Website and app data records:
◆ ◆ ◆ ◆

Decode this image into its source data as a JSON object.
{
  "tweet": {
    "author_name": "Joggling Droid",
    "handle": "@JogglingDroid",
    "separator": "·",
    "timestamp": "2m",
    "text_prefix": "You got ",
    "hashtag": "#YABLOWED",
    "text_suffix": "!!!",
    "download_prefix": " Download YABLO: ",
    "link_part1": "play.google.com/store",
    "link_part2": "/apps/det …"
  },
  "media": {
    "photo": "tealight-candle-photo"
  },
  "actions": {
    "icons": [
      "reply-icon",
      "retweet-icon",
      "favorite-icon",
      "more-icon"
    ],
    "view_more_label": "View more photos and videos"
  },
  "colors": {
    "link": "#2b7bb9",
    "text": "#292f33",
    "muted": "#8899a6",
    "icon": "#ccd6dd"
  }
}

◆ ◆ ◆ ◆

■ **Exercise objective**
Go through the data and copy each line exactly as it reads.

■ **Solution to this problem**
Decode this image into its source data as a JSON object.
{
  "tweet": {
    "author_name": "Joggling Droid",
    "handle": "@JogglingDroid",
    "separator": "·",
    "timestamp": "2m",
    "text_prefix": "You got ",
    "hashtag": "#YABLOWED",
    "text_suffix": "!!!",
    "download_prefix": " Download YABLO: ",
    "link_part1": "play.google.com/store",
    "link_part2": "/apps/det …"
  },
  "media": {
    "photo": "tealight-candle-photo"
  },
  "actions": {
    "icons": [
      "reply-icon",
      "retweet-icon",
      "favorite-icon",
      "more-icon"
    ],
    "view_more_label": "View more photos and videos"
  },
  "colors": {
    "link": "#2b7bb9",
    "text": "#292f33",
    "muted": "#8899a6",
    "icon": "#ccd6dd"
  }
}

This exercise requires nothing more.